▼

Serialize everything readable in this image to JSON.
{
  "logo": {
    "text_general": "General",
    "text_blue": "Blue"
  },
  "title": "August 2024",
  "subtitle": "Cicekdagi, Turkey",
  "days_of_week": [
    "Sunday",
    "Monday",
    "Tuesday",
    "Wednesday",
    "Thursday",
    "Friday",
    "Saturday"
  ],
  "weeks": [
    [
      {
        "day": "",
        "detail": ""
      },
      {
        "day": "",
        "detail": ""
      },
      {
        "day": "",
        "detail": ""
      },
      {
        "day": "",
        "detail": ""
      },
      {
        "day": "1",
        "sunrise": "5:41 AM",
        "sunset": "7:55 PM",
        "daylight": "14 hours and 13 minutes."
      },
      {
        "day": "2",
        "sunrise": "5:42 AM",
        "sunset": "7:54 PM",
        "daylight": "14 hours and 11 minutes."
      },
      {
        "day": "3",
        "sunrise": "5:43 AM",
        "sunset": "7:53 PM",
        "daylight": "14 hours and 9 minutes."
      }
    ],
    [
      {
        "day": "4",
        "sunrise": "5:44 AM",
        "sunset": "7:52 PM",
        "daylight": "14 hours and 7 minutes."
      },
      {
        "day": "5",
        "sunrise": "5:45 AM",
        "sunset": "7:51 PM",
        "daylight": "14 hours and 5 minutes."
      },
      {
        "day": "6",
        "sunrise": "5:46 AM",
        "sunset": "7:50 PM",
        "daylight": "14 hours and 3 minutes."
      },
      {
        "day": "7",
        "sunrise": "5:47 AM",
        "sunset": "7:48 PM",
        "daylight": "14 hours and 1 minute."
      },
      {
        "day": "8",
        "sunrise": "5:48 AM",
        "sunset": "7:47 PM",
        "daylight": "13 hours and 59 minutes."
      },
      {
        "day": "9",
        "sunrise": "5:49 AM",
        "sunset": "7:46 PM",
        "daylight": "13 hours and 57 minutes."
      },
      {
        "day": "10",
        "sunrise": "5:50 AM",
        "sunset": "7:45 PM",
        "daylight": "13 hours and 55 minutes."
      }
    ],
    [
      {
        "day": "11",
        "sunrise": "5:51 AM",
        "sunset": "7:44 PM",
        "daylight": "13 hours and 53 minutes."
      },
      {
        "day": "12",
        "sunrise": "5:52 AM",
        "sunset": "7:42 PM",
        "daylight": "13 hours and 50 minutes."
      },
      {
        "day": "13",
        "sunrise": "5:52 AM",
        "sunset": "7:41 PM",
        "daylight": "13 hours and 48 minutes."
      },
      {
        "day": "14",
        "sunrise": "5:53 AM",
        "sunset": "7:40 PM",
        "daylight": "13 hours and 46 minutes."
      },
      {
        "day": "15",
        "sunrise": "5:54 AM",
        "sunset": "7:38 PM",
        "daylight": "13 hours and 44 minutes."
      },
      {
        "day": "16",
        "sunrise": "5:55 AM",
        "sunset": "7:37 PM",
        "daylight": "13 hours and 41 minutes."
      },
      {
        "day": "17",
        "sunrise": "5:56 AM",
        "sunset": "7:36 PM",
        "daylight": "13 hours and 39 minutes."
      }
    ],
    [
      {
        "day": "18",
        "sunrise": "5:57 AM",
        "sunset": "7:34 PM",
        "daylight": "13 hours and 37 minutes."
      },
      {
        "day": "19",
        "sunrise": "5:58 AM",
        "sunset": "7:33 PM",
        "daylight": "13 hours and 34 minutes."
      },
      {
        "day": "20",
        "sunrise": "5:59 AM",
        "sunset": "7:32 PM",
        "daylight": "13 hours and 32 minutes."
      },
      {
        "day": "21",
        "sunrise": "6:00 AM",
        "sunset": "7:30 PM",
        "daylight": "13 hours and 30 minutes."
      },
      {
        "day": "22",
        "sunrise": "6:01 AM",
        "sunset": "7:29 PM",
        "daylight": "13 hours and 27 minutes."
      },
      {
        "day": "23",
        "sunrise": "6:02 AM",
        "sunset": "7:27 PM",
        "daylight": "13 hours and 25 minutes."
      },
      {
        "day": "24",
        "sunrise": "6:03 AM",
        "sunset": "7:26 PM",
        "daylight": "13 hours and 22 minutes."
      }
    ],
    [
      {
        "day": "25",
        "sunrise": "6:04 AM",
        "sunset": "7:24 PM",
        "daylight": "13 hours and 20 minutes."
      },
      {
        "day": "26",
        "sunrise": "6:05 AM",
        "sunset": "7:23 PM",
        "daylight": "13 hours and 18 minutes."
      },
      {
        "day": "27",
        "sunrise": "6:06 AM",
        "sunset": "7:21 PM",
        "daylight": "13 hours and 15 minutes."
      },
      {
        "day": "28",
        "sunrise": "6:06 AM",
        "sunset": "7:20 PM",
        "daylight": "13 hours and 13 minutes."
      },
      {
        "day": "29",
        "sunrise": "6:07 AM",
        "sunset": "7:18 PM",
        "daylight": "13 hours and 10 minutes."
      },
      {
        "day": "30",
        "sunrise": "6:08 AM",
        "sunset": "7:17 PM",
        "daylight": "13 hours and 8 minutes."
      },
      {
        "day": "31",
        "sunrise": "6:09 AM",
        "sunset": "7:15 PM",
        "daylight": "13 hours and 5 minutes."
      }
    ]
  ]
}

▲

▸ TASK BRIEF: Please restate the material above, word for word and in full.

▸ REPLY:
Serialize everything readable in this image to JSON.
{
  "logo": {
    "text_general": "General",
    "text_blue": "Blue"
  },
  "title": "August 2024",
  "subtitle": "Cicekdagi, Turkey",
  "days_of_week": [
    "Sunday",
    "Monday",
    "Tuesday",
    "Wednesday",
    "Thursday",
    "Friday",
    "Saturday"
  ],
  "weeks": [
    [
      {
        "day": "",
        "detail": ""
      },
      {
        "day": "",
        "detail": ""
      },
      {
        "day": "",
        "detail": ""
      },
      {
        "day": "",
        "detail": ""
      },
      {
        "day": "1",
        "sunrise": "5:41 AM",
        "sunset": "7:55 PM",
        "daylight": "14 hours and 13 minutes."
      },
      {
        "day": "2",
        "sunrise": "5:42 AM",
        "sunset": "7:54 PM",
        "daylight": "14 hours and 11 minutes."
      },
      {
        "day": "3",
        "sunrise": "5:43 AM",
        "sunset": "7:53 PM",
        "daylight": "14 hours and 9 minutes."
      }
    ],
    [
      {
        "day": "4",
        "sunrise": "5:44 AM",
        "sunset": "7:52 PM",
        "daylight": "14 hours and 7 minutes."
      },
      {
        "day": "5",
        "sunrise": "5:45 AM",
        "sunset": "7:51 PM",
        "daylight": "14 hours and 5 minutes."
      },
      {
        "day": "6",
        "sunrise": "5:46 AM",
        "sunset": "7:50 PM",
        "daylight": "14 hours and 3 minutes."
      },
      {
        "day": "7",
        "sunrise": "5:47 AM",
        "sunset": "7:48 PM",
        "daylight": "14 hours and 1 minute."
      },
      {
        "day": "8",
        "sunrise": "5:48 AM",
        "sunset": "7:47 PM",
        "daylight": "13 hours and 59 minutes."
      },
      {
        "day": "9",
        "sunrise": "5:49 AM",
        "sunset": "7:46 PM",
        "daylight": "13 hours and 57 minutes."
      },
      {
        "day": "10",
        "sunrise": "5:50 AM",
        "sunset": "7:45 PM",
        "daylight": "13 hours and 55 minutes."
      }
    ],
    [
      {
        "day": "11",
        "sunrise": "5:51 AM",
        "sunset": "7:44 PM",
        "daylight": "13 hours and 53 minutes."
      },
      {
        "day": "12",
        "sunrise": "5:52 AM",
        "sunset": "7:42 PM",
        "daylight": "13 hours and 50 minutes."
      },
      {
        "day": "13",
        "sunrise": "5:52 AM",
        "sunset": "7:41 PM",
        "daylight": "13 hours and 48 minutes."
      },
      {
        "day": "14",
        "sunrise": "5:53 AM",
        "sunset": "7:40 PM",
        "daylight": "13 hours and 46 minutes."
      },
      {
        "day": "15",
        "sunrise": "5:54 AM",
        "sunset": "7:38 PM",
        "daylight": "13 hours and 44 minutes."
      },
      {
        "day": "16",
        "sunrise": "5:55 AM",
        "sunset": "7:37 PM",
        "daylight": "13 hours and 41 minutes."
      },
      {
        "day": "17",
        "sunrise": "5:56 AM",
        "sunset": "7:36 PM",
        "daylight": "13 hours and 39 minutes."
      }
    ],
    [
      {
        "day": "18",
        "sunrise": "5:57 AM",
        "sunset": "7:34 PM",
        "daylight": "13 hours and 37 minutes."
      },
      {
        "day": "19",
        "sunrise": "5:58 AM",
        "sunset": "7:33 PM",
        "daylight": "13 hours and 34 minutes."
      },
      {
        "day": "20",
        "sunrise": "5:59 AM",
        "sunset": "7:32 PM",
        "daylight": "13 hours and 32 minutes."
      },
      {
        "day": "21",
        "sunrise": "6:00 AM",
        "sunset": "7:30 PM",
        "daylight": "13 hours and 30 minutes."
      },
      {
        "day": "22",
        "sunrise": "6:01 AM",
        "sunset": "7:29 PM",
        "daylight": "13 hours and 27 minutes."
      },
      {
        "day": "23",
        "sunrise": "6:02 AM",
        "sunset": "7:27 PM",
        "daylight": "13 hours and 25 minutes."
      },
      {
        "day": "24",
        "sunrise": "6:03 AM",
        "sunset": "7:26 PM",
        "daylight": "13 hours and 22 minutes."
      }
    ],
    [
      {
        "day": "25",
        "sunrise": "6:04 AM",
        "sunset": "7:24 PM",
        "daylight": "13 hours and 20 minutes."
      },
      {
        "day": "26",
        "sunrise": "6:05 AM",
        "sunset": "7:23 PM",
        "daylight": "13 hours and 18 minutes."
      },
      {
        "day": "27",
        "sunrise": "6:06 AM",
        "sunset": "7:21 PM",
        "daylight": "13 hours and 15 minutes."
      },
      {
        "day": "28",
        "sunrise": "6:06 AM",
        "sunset": "7:20 PM",
        "daylight": "13 hours and 13 minutes."
      },
      {
        "day": "29",
        "sunrise": "6:07 AM",
        "sunset": "7:18 PM",
        "daylight": "13 hours and 10 minutes."
      },
      {
        "day": "30",
        "sunrise": "6:08 AM",
        "sunset": "7:17 PM",
        "daylight": "13 hours and 8 minutes."
      },
      {
        "day": "31",
        "sunrise": "6:09 AM",
        "sunset": "7:15 PM",
        "daylight": "13 hours and 5 minutes."
      }
    ]
  ]
}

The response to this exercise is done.